OK, I laughed at this:
Shares of In[t]uit … fell to their low on the day on strong volume after Treasury Secretary nominee Timothy Geithner reluctantly admitted during testimony before the Senate Finance Committee that he used the company's TurboTax software to prepare his returns.The share price since recovered, however, I think on the general realization that there's no way in Hell that Turbo Tax would have botched this.
It is, however, a computer program, so the operative cliché is: Garbage In, Garbage Out.
Clayton Cramer thinks he's spotted
Day-One Barackrobatics. After promising "I'm not going to try and take
away your guns.", the new White House website supports bringing back the federal
Assault Weapons Ban, which … would take away (some) people's
Doesn't count, unfortunately. Bringing back the Assault Weapons ban was also a campaign pledge. Are his stated positions contradictory? Yeah, pretty much. He is large, he contains multitudes.
(Yes, this is an effort to restart the Pun Salad-invented word "Barackrobatics", referring to an Obama flipflop, backtrack, gyration, or climbdown on the issues. Unfortunately, judged by Google hits, our word is getting beaten like a rented mule by "Obamafuscation": 269,000 to 6. Clayton prefers "liar" over both of these neologisms.)
On the same theme, Greg Pollowitz of Planet Gore notes that
- Enact a Windfall Profits Tax to Provide a $1,000
Emergency Energy Rebate to American Families.
Obama and Biden will enact a windfall profits tax on excessive oil company profits to give American families an immediate $1,000 emergency energy rebate to help families pay rising bills. This relief would be a down payment on the Obama-Biden long-term plan to provide middle-class families with at least $1,000 per year in permanent tax relief.

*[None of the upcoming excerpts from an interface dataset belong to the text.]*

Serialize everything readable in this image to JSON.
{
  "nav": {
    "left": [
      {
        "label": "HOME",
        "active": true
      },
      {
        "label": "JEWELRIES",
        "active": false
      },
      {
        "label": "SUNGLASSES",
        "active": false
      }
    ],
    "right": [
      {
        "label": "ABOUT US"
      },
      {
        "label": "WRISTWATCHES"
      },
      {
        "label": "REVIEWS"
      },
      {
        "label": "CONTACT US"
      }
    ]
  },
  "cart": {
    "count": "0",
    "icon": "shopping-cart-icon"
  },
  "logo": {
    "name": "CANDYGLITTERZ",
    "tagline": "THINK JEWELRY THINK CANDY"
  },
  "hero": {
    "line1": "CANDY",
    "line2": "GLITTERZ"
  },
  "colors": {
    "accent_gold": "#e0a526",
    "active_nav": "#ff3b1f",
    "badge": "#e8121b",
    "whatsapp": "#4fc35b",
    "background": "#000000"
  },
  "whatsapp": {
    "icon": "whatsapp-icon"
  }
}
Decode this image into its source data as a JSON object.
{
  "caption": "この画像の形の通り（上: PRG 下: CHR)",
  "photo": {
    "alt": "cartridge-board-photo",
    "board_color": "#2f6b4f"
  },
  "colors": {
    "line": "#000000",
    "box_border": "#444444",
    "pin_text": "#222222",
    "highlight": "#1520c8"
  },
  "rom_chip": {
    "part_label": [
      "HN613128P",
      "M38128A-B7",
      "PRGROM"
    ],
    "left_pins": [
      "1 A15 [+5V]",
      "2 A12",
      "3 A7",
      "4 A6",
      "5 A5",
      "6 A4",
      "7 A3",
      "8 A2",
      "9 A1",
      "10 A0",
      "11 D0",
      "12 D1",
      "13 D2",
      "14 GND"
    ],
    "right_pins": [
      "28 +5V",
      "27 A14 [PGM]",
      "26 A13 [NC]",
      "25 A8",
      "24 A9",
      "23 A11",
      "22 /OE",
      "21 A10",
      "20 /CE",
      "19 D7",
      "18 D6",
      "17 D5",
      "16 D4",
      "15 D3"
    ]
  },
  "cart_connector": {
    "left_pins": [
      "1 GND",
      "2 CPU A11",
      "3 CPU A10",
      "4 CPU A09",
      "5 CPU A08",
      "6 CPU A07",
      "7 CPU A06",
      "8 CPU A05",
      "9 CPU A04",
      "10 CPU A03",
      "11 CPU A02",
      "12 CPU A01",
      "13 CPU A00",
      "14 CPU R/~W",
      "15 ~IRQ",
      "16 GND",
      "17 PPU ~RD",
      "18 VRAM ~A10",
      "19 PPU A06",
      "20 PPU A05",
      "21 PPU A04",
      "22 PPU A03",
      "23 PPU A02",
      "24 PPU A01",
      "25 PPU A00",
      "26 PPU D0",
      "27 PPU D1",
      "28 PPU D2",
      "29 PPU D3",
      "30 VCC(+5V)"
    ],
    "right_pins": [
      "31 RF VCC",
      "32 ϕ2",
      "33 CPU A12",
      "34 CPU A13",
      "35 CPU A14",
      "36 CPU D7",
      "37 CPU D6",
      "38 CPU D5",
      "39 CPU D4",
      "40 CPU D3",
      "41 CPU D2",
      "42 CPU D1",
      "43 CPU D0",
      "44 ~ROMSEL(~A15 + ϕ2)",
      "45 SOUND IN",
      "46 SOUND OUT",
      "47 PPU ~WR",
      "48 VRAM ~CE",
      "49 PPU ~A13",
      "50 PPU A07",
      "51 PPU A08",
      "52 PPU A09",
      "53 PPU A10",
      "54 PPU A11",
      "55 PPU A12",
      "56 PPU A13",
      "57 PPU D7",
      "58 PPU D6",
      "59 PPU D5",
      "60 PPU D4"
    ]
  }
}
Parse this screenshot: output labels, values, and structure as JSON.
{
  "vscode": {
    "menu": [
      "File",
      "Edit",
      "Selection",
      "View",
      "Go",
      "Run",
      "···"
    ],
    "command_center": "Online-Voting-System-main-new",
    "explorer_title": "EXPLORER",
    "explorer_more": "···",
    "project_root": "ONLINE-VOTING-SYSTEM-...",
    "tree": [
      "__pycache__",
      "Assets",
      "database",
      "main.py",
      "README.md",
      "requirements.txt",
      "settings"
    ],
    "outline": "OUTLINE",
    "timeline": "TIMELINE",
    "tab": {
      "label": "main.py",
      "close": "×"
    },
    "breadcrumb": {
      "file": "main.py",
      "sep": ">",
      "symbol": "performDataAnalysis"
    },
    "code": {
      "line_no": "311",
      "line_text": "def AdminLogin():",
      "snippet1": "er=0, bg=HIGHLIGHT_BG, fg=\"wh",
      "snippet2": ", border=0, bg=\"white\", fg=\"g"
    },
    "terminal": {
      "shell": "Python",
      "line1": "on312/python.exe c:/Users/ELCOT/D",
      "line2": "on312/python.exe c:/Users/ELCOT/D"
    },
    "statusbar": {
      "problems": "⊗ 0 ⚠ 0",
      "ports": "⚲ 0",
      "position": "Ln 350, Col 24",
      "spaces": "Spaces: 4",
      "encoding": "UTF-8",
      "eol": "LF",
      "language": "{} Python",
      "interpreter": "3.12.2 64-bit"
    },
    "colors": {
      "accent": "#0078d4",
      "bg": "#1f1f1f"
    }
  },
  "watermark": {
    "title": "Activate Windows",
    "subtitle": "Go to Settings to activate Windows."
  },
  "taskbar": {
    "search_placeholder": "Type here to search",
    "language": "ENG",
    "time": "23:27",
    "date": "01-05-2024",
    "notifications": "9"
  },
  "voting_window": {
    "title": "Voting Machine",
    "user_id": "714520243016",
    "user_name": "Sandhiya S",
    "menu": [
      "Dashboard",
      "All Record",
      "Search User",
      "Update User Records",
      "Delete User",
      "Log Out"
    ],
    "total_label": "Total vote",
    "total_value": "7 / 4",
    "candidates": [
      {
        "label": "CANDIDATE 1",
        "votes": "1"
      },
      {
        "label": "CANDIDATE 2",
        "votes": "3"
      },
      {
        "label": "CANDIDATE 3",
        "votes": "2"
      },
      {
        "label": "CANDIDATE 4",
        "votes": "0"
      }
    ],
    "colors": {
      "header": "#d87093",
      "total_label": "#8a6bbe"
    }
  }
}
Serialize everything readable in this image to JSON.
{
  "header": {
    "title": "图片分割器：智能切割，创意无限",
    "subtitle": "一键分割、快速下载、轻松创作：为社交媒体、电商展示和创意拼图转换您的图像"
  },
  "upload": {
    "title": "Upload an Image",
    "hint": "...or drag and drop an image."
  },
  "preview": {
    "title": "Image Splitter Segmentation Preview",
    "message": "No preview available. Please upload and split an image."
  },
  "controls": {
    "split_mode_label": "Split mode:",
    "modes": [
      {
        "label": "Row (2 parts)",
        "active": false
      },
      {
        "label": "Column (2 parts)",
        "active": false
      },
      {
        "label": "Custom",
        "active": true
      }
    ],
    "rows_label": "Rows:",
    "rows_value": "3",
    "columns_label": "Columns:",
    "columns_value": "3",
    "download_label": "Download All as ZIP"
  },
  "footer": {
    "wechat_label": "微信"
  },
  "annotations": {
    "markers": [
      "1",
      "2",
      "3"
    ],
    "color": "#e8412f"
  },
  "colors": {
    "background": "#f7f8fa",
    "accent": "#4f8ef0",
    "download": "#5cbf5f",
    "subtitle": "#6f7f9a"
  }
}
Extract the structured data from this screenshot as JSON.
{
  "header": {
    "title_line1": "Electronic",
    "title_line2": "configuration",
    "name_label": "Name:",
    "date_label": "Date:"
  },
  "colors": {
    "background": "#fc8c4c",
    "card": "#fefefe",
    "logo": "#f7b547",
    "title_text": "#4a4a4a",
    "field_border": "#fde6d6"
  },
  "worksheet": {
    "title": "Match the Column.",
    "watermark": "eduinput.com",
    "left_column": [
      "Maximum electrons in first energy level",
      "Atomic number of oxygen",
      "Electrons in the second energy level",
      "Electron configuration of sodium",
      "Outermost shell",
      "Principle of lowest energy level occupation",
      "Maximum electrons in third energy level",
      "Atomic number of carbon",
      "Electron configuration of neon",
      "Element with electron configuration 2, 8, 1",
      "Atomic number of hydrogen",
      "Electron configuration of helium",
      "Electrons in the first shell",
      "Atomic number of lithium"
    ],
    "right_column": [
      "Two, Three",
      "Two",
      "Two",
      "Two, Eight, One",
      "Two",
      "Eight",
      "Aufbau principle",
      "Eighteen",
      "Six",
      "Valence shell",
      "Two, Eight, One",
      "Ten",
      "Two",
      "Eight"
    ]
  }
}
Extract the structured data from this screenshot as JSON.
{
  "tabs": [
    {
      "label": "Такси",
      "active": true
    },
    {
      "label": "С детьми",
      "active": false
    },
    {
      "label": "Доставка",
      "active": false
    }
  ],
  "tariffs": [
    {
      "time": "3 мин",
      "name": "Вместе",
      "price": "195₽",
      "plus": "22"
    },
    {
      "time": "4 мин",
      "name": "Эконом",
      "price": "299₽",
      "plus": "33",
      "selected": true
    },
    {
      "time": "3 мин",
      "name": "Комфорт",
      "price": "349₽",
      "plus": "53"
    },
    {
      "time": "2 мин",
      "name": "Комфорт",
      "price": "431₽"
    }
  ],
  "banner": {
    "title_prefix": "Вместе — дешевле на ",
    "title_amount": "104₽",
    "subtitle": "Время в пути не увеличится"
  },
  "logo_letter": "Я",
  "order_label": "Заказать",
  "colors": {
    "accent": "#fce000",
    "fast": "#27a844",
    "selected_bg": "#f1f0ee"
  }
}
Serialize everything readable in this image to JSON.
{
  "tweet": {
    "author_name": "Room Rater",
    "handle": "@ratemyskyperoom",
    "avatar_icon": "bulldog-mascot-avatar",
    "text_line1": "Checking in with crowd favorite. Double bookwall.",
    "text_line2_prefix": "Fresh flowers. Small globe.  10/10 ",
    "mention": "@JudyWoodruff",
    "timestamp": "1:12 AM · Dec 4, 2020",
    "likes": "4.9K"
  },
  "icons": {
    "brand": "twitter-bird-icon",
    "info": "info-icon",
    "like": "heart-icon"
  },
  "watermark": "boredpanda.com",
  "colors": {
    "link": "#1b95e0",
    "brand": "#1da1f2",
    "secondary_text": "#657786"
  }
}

- Enact a Windfall Profits Tax to Provide a $1,000 Emergency Energy Rebate to American Families.
Lost starts back up tonight. At A List of Things Thrown Five
Minutes Ago, Isaac Spaceman has a handy recap of
what's happened up 'til now, in the form of an imaginary dialog
with the rescued castaways.
Our hero here is the misanthropic Bertram Pincus D.D.S., played by Ricky Gervais. He picked dentistry as a profession so that he could avoid people talking to him by stuffing their mouths with cotton, appliances, and sharp objects. He's of that Certain Age where, traditionally, Investigatory Medical Procedures are performed. During such a procedure, unfortunately, he (technically) dies for seven minutes on the examination table; when he returns to life, he's gained the ability to see ghosts, and talk to them. This makes him a popular guy in the spirit world; in this imagining, ghosts have unfinished business among the living, and they view Pincus as a possible ally.
Once the initial shock wears off, Pincus learns that, if anything, he dislikes ghosts even more than the living.
The most insistent ghost is Frank (Greg Kinnear), ex-husband of the lovely widow Gwen (Téa Leoni, whoohoo!); he wants Gwen's budding romance with lawyer Richard derailed. Pincus initially resists, but becomes smitten with Gwen.
I enjoyed the movie quite a bit. It seemed significantly more adult than the average Apatow comedy raunchfest, and the script was clever and earnest in the right places. It kind of reminded me of Groundhog Day: the protagonist needs a supernatural kick in the pants to put him on the road to redemption. Gervais, Kinnear, and Leoni are all pros at light comedy, and they're in top form here.
Kristen Wiig has a small but hilarious role as the colonoscopist, most amusing when she's trying to avoid telling Pincus the truth about the lawsuit-begging bungle during his procedure.